ru·in (rn) KEY
ru·ined, ru·in·ing, ru·ins
Middle English ruine, from Old French, from Latin runa, from ruere, to rush, collapse
ruin, raze, demolish, destroy, wreck

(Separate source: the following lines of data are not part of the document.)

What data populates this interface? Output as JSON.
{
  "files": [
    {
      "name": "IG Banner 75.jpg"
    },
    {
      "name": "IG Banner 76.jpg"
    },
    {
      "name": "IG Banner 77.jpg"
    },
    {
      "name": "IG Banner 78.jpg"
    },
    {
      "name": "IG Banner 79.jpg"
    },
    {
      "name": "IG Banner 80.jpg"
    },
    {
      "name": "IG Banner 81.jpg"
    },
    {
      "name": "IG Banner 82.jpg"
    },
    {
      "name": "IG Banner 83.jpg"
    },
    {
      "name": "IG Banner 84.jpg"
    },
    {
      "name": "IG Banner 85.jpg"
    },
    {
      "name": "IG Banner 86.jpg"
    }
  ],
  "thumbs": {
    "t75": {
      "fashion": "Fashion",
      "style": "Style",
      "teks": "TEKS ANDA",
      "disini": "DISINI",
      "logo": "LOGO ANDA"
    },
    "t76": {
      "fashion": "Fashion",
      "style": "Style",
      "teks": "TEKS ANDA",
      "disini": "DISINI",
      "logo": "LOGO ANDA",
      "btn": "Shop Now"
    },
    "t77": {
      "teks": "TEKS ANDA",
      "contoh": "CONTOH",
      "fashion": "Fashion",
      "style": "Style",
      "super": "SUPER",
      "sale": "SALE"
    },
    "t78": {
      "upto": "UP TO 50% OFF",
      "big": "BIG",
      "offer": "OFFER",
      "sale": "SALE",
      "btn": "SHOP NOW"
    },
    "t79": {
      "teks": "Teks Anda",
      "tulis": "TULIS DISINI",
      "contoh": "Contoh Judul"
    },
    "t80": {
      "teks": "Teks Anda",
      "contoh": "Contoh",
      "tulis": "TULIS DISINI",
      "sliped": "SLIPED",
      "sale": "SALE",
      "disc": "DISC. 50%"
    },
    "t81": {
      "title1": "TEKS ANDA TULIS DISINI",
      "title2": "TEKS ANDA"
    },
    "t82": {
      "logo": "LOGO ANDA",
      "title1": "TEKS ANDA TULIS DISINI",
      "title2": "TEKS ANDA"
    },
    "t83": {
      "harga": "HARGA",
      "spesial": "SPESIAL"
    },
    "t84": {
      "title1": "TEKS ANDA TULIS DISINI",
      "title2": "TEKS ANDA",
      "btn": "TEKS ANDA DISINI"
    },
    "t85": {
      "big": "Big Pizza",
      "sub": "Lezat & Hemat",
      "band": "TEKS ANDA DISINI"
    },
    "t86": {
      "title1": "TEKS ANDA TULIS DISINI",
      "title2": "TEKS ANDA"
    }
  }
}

These verbs mean to injure and deprive somethingor, less often, someoneof usefulness, soundness, or value. Ruin usually implies irretrievable harm but not necessarily total destruction: "You will ruin no more lives as you ruined mine" (Arthur Conan Doyle). Raze, demolish, and destroy can all imply reduction to ruins or even complete obliteration: "raze what was left of the city from the surface of the earth" (John Lothrop Motley). The prosecutor demolished the opposition's argument. "I saw the best minds of my generation destroyed by madness" (Allen Ginsberg). To wreck is to ruin in or as if in a violent collision: "The Boers had just wrecked a British military train" (Arnold Bennett). When wreck is used in referring to the ruination of a person or his or her hopes or reputation, it implies irreparable shattering: "Coleridge, poet and philosopher wrecked in a mist of opium" (Matthew Arnold).